Halibut, wood boats share festival honors

Warm autumn skies draw crowds to learn more about halibut and build wooden boats

Under sunny autumn skies, the 24th annual Wooden Boat Festival and Alaska Marine Conservation Council’s Halibut Festival joined forces Sept. 8-11 in Homer, to sing sea chanteys, hear fish poetry, build wooden boats, and enjoy a community fish fry.

It was the second year for the Homer Halibut Festival and sponsors, organized by the Alaska Marine Conservation Council, opted to celebrate along with the Kachemak Bay Wooden Boat Society.

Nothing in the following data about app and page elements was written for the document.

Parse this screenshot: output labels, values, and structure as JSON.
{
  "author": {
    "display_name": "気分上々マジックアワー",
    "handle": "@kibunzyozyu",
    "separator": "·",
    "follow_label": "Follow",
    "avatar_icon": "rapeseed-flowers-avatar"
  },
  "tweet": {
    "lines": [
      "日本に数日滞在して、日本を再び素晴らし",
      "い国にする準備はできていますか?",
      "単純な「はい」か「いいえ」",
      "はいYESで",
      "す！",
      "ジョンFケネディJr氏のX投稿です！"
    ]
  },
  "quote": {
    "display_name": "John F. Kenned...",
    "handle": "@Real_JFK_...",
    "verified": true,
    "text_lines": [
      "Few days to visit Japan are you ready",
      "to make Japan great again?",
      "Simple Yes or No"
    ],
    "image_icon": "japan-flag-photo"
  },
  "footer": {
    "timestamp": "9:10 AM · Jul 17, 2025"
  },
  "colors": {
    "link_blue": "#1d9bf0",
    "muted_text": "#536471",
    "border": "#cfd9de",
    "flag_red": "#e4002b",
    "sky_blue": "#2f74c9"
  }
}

The festival, under warm, cloudless skies, began on Sept. 8 with the 2016  CoastWalk, in which citizen volunteers adopt a section of the Kachemak Bay shoreline to survey changes, collect data on marine life and human impact, and clean up litter and marine debris.

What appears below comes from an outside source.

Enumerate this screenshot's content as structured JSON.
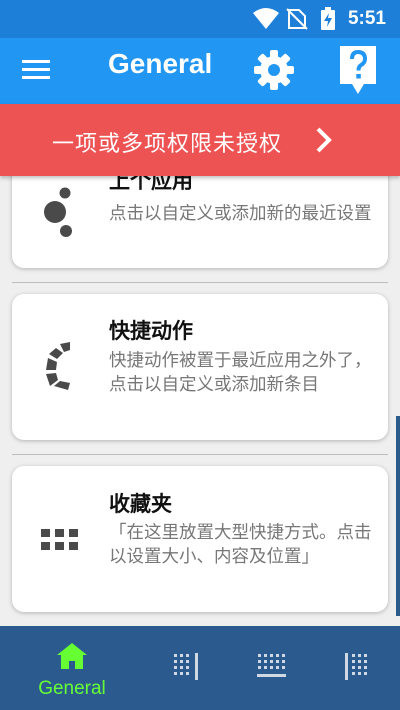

The event recognizes Homer as the halibut capital of the world and the importance of halibut to the culture, economy and people of the community, said Kelly Harrell, executive director of AMCC.

Next stop was an evening of sea shanties, tall tales and fish poetry with the Kachemak Bay Wooden Boat Society at Homer’s famous Salty Dawg saloon.

On Sept. 9, volunteers set up the festival shelter and wood stove behind the Pier One Theater on the Homer Spit, in advise of an evening reception at the Islands and Oceans Visitor Center, featuring a halibut ecology talk by Claude Dykstra of the International Pacific Halibut Commission, and a viewing of the film “Tordenskjold” about one of the North Pacific’s historical wooden halibut schooners.


The Wooden Boat Festival on the Homer Spit on Sept. 10 drew a crowd of wooden boat aficionados to watch boat builders at work, and for families to help their youngsters build and paint their own little wooden boats. The Alaska Marine Conservation Council offered a free community fish fry during the afternoon, complete with cole slaw and potato salad made with food donated by local fishermen and farmers.

Then it was on to Alice’s Champagne Palace for a dinner, auction and dancing. Live and silent auction items, including repurposed buoys donated and decorated by Alaskan artists, were auctioned off to benefit KBWBS and AMCC.

The festivities concluded on Sept. 11 with the Halibut Hustle 5K fun run and the conclusion of the Wooden Boat Festival on the Spit.